_What the task requires_
The answer must consist of every line from the entries that holds the word "icon".
** Opening Data in this exercise block **
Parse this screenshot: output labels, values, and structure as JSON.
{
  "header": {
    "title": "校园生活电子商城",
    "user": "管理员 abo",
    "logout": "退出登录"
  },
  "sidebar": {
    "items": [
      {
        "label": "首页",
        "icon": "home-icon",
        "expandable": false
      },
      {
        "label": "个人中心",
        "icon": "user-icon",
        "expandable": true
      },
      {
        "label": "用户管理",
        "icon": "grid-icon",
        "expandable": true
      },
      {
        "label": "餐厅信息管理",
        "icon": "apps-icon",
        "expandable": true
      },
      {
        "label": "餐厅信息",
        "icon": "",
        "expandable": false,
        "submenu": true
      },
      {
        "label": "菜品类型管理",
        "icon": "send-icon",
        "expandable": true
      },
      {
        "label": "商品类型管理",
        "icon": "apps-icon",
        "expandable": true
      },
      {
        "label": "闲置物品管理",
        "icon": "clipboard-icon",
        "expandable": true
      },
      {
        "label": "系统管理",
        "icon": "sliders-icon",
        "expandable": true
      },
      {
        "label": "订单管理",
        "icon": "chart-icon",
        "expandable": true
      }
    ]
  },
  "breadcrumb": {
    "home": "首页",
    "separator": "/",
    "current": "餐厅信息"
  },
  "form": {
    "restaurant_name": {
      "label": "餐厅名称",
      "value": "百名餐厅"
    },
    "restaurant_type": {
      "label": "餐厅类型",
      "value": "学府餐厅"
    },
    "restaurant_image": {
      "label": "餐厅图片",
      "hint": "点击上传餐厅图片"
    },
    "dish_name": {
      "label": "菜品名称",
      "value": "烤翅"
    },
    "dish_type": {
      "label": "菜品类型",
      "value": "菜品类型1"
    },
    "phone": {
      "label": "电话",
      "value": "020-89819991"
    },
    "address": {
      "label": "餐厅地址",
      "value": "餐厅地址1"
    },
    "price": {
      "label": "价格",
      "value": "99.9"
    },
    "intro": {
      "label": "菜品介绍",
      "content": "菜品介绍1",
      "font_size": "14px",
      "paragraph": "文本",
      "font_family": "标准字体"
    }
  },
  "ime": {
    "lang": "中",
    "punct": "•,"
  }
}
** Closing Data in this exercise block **
_Exercise output_
        "icon": "home-icon",
        "icon": "user-icon",
        "icon": "grid-icon",
        "icon": "apps-icon",
        "icon": "",
        "icon": "send-icon",
        "icon": "apps-icon",
        "icon": "clipboard-icon",
        "icon": "sliders-icon",
        "icon": "chart-icon",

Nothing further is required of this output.